Neeson can make as many mindless “Taken” movies as he wants and will still have prestige movie cache because of “Schindler’s List” alone. What sets him apart as an action star is his quiet intensity and eloquence with language. I’d like to imagine what Neeson really means in this clip is that you know he has power because he COULD break your nose, but chooses not to.
Liam Neeson Fights (and Loses To) Daniel Day-Lewis – “Gangs of New York” (Netflix, Amazon, Showtime)
If Neeson has to get beat by anyone, we’re glad it’s Daniel Day-Lewis. But is there another actor on the planet who would look as awesome, let alone believable, going into a street fight with an iron cross?
Liam Neeson Fights With a Sword – “Rob Roy” (TubiTV)
The final duel in “Rob Roy” is up there with the most underrated fight scenes of all time. It’s quiet and isn’t showy but is absolutely heavy.

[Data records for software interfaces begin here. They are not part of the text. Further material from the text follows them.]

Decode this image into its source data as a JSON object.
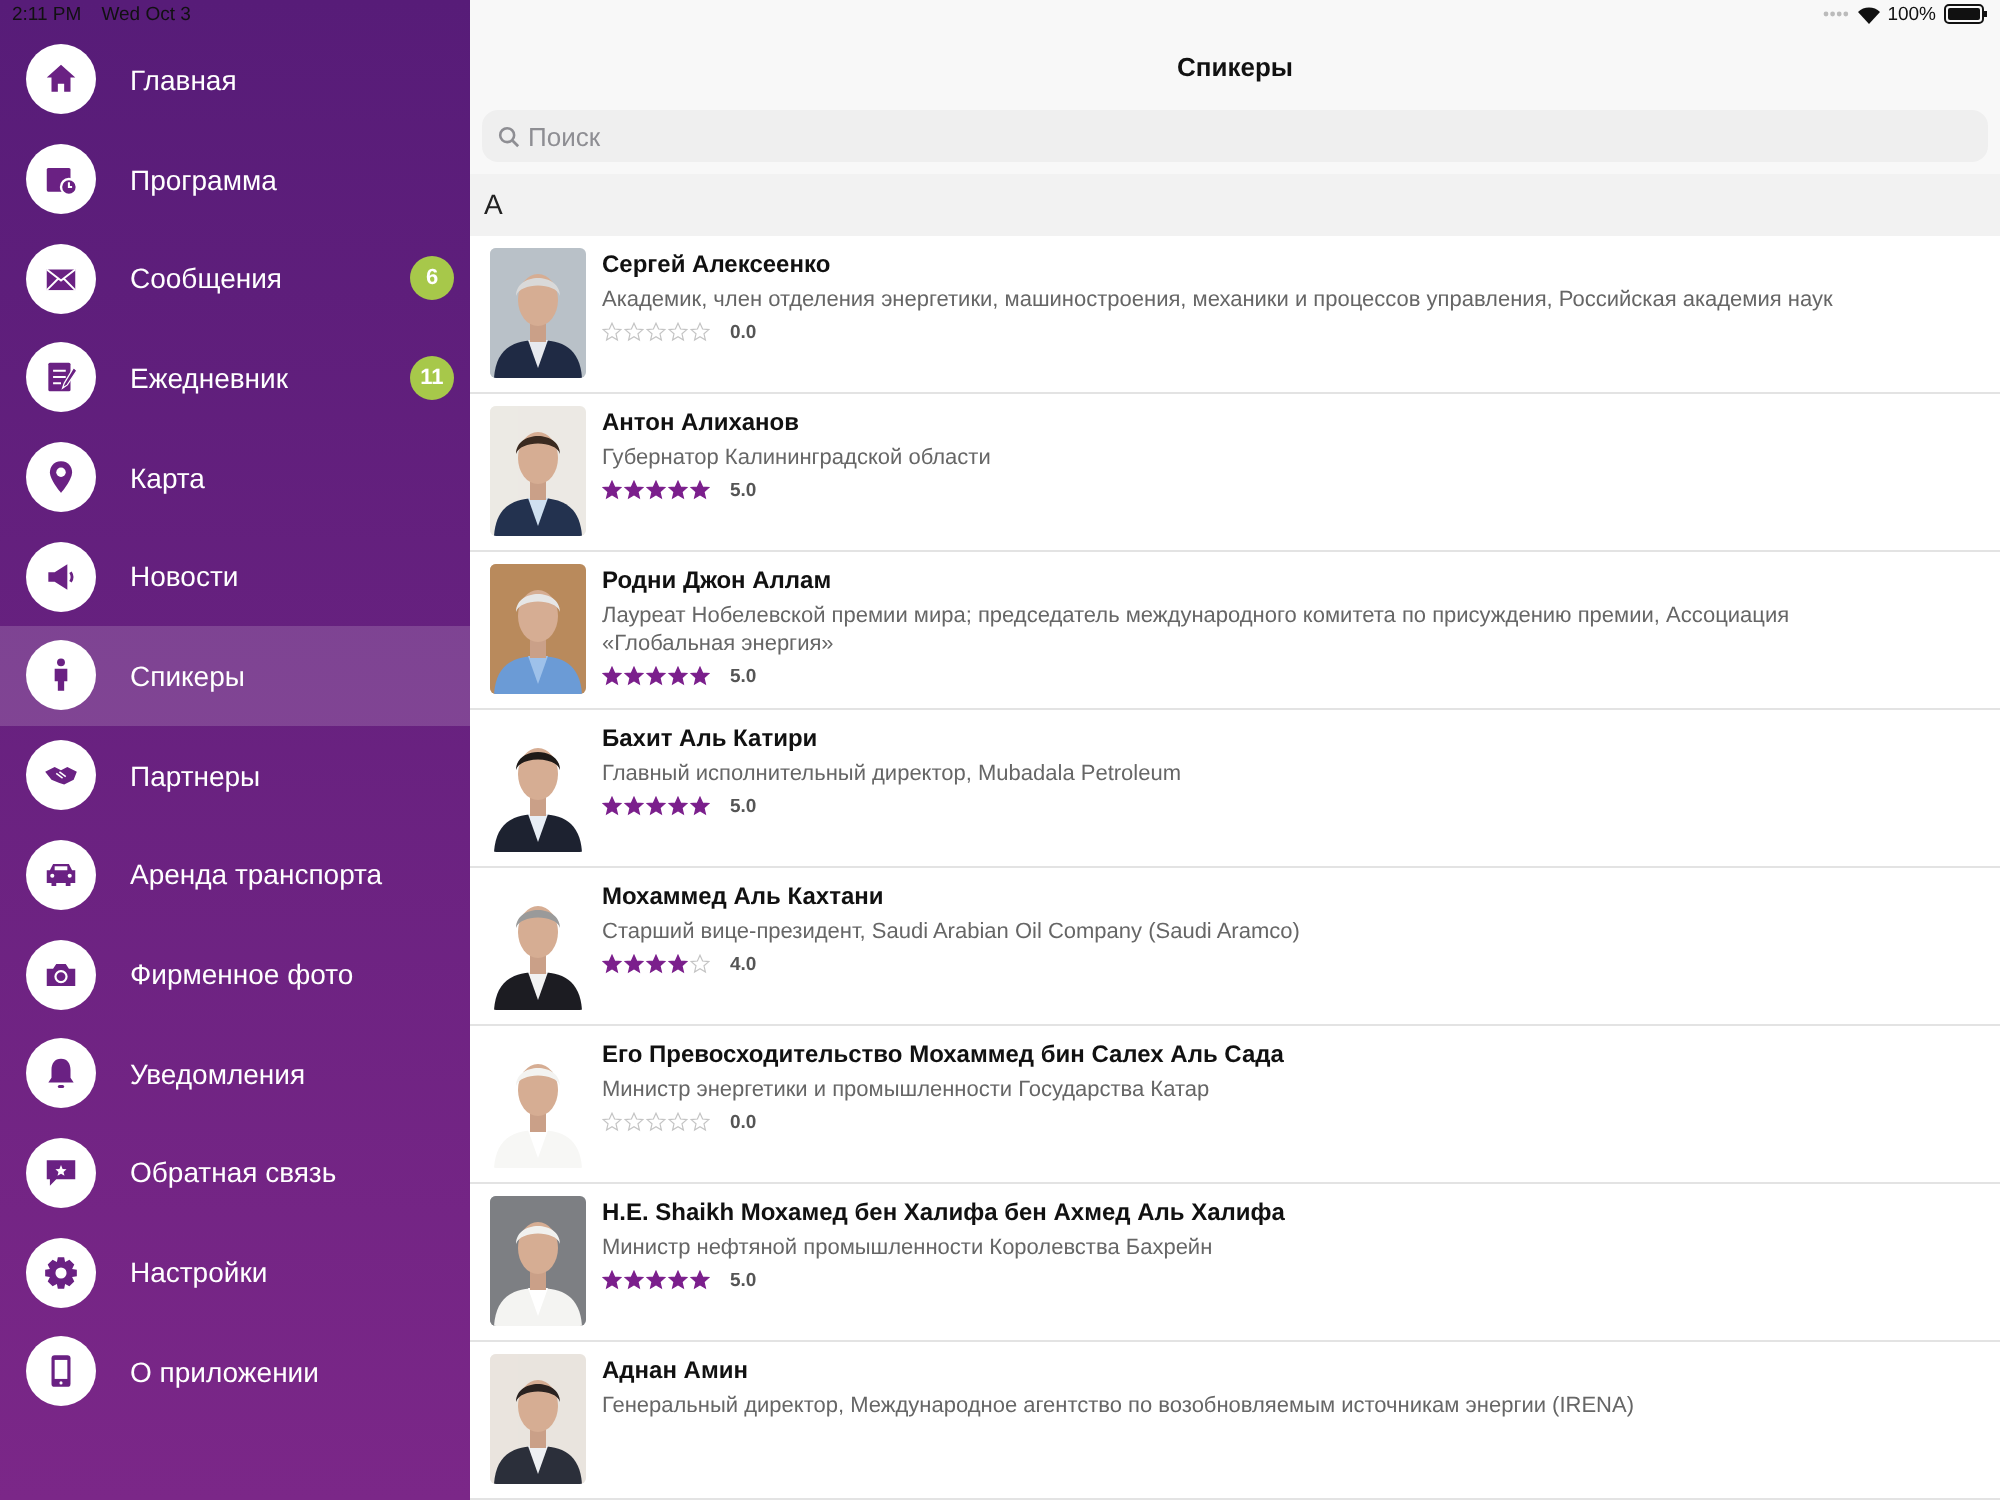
{
  "status_bar": {
    "time": "2:11 PM",
    "date": "Wed Oct 3",
    "battery": "100%"
  },
  "sidebar": {
    "items": [
      {
        "label": "Главная",
        "selected": false
      },
      {
        "label": "Программа",
        "selected": false
      },
      {
        "label": "Сообщения",
        "selected": false,
        "badge": "6"
      },
      {
        "label": "Ежедневник",
        "selected": false,
        "badge": "11"
      },
      {
        "label": "Карта",
        "selected": false
      },
      {
        "label": "Новости",
        "selected": false
      },
      {
        "label": "Спикеры",
        "selected": true
      },
      {
        "label": "Партнеры",
        "selected": false
      },
      {
        "label": "Аренда транспорта",
        "selected": false
      },
      {
        "label": "Фирменное фото",
        "selected": false
      },
      {
        "label": "Уведомления",
        "selected": false
      },
      {
        "label": "Обратная связь",
        "selected": false
      },
      {
        "label": "Настройки",
        "selected": false
      },
      {
        "label": "О приложении",
        "selected": false
      }
    ]
  },
  "title": "Спикеры",
  "search": {
    "placeholder": "Поиск"
  },
  "section": "А",
  "speakers": [
    {
      "name": "Сергей Алексеенко",
      "description": "Академик, член отделения энергетики, машиностроения, механики и процессов управления, Российская академия наук",
      "stars": 0,
      "rating": "0.0"
    },
    {
      "name": "Антон Алиханов",
      "description": "Губернатор Калининградской области",
      "stars": 5,
      "rating": "5.0"
    },
    {
      "name": "Родни Джон Аллам",
      "description": "Лауреат Нобелевской премии мира; председатель международного комитета по присуждению премии, Ассоциация «Глобальная энергия»",
      "stars": 5,
      "rating": "5.0"
    },
    {
      "name": "Бахит Аль Катири",
      "description": "Главный исполнительный директор, Mubadala Petroleum",
      "stars": 5,
      "rating": "5.0"
    },
    {
      "name": "Мохаммед Аль Кахтани",
      "description": "Старший вице-президент, Saudi Arabian Oil Company (Saudi Aramco)",
      "stars": 4,
      "rating": "4.0"
    },
    {
      "name": "Его Превосходительство Мохаммед бин Салех Аль Сада",
      "description": "Министр энергетики и промышленности Государства Катар",
      "stars": 0,
      "rating": "0.0"
    },
    {
      "name": "H.E. Shaikh Мохамед бен Халифа бен Ахмед Аль Халифа",
      "description": "Министр нефтяной промышленности Королевства Бахрейн",
      "stars": 5,
      "rating": "5.0"
    },
    {
      "name": "Аднан Амин",
      "description": "Генеральный директор, Международное агентство по возобновляемым источникам энергии (IRENA)"
    }
  ]
}
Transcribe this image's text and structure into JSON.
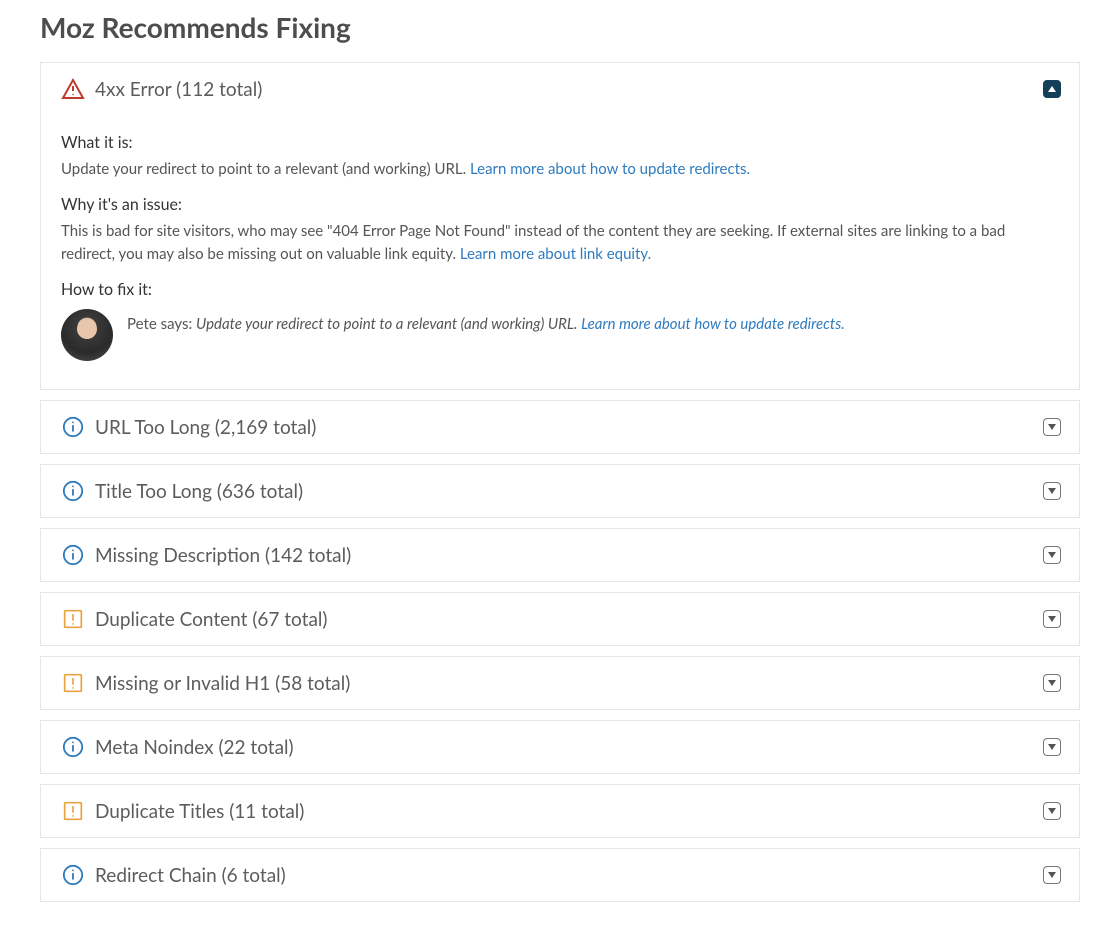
{
  "page": {
    "title": "Moz Recommends Fixing"
  },
  "issues": [
    {
      "icon": "alert-triangle",
      "severity": "critical",
      "title": "4xx Error (112 total)",
      "expanded": true,
      "what_label": "What it is:",
      "what_text": "Update your redirect to point to a relevant (and working) URL. ",
      "what_link": "Learn more about how to update redirects.",
      "why_label": "Why it's an issue:",
      "why_text": "This is bad for site visitors, who may see \"404 Error Page Not Found\" instead of the content they are seeking. If external sites are linking to a bad redirect, you may also be missing out on valuable link equity. ",
      "why_link": "Learn more about link equity.",
      "fix_label": "How to fix it:",
      "fix_lead": "Pete says: ",
      "fix_text": "Update your redirect to point to a relevant (and working) URL. ",
      "fix_link": "Learn more about how to update redirects."
    },
    {
      "icon": "info-circle",
      "severity": "info",
      "title": "URL Too Long (2,169 total)",
      "expanded": false
    },
    {
      "icon": "info-circle",
      "severity": "info",
      "title": "Title Too Long (636 total)",
      "expanded": false
    },
    {
      "icon": "info-circle",
      "severity": "info",
      "title": "Missing Description (142 total)",
      "expanded": false
    },
    {
      "icon": "alert-square",
      "severity": "warning",
      "title": "Duplicate Content (67 total)",
      "expanded": false
    },
    {
      "icon": "alert-square",
      "severity": "warning",
      "title": "Missing or Invalid H1 (58 total)",
      "expanded": false
    },
    {
      "icon": "info-circle",
      "severity": "info",
      "title": "Meta Noindex (22 total)",
      "expanded": false
    },
    {
      "icon": "alert-square",
      "severity": "warning",
      "title": "Duplicate Titles (11 total)",
      "expanded": false
    },
    {
      "icon": "info-circle",
      "severity": "info",
      "title": "Redirect Chain (6 total)",
      "expanded": false
    }
  ],
  "colors": {
    "critical": "#c0392b",
    "warning": "#e8a33d",
    "info": "#2f7bbf"
  }
}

Neeson looks clumsy but devastating fighting Tim Roth’s more nimble fop. He never makes the first move, he takes his licks in stride, and he has the best, most unforgiving face as he simply takes hold of his opponent’s flimsy rapier and ends it.
Liam Neeson Fights God – “Silence” (Hulu, Amazon, Epix)
Scorsese’s “Silence” is a perilous spiritual journey about how a man’s faith is tested and how the worst circumstances force even the best men to abandon it. So it seems merciful that after two hours of punishment, we finally get some Neeson. But instead he flips on his Irish pastor wisdom just so he can drive the final stake in the cross.
Liam Neeson Fights Wolves – “The Grey” (Rent Only)
Believe it or not, “Liam Neeson Fights Wolves” makes for an even better movie than you’d expect. Joe Carnahan’s film is a frigid assault on your senses, and the immense lines on Neeson’s face are a stark reminder of his character’s slow march towards death. This ending scene lends a heavy emotional climax for an already grim movie.
Liam Neeson Fights Kidnappers – “Taken” (Rent Only)
The “special set of skills” scene is so great that “A Walk Among the Tombstones” would make a point of finding a way to get Neeson threatening people over the phone again. But the pummeling action scene when he finds that unlucky soul on the other end of his phone call is one of his best moments.
Liam Neeson Fights Kidnappers AGAIN - “Taken 2” (FXNow)
There’s a little bit more Jason Bourne in Neeson’s Bryan Mills come “Taken 2,” in which HE’S the one now taken hostage along with his wife. One of the film’s opening fight sequences is a quick chase through a crowded Istanbul street and Neeson showing what he can do hand-to-hand.
Liam Neeson Fights His Deformed Face – “Darkman” (Crackle)
“Darkman” is Neeson at his most unhinged and campy best. Take your pick of one of this movie’s absurd moments of adrenaline, like Neeson cackling “Burn in Hell” after crashing a helicopter. But I most enjoy seeing him lose his mind and snap a guy’s finger in half over a fluffy pink elephant.
Liam Neeson Fights His Urges – “Kinsey” (HBO Go)
If “Darkman” is Neeson at his wildest, “Kinsey” is Neeson at his nerdiest, a surprising bit of off-type casting. In playing the famed sex professor Alfred Kinsey, he has a slightly higher voice, talks faster and finds a way to look dopey in a bowtie. But Neeson’s intimidating nature makes him ideal for provoking the controversy in Kinsey’s overly academic approach to sex.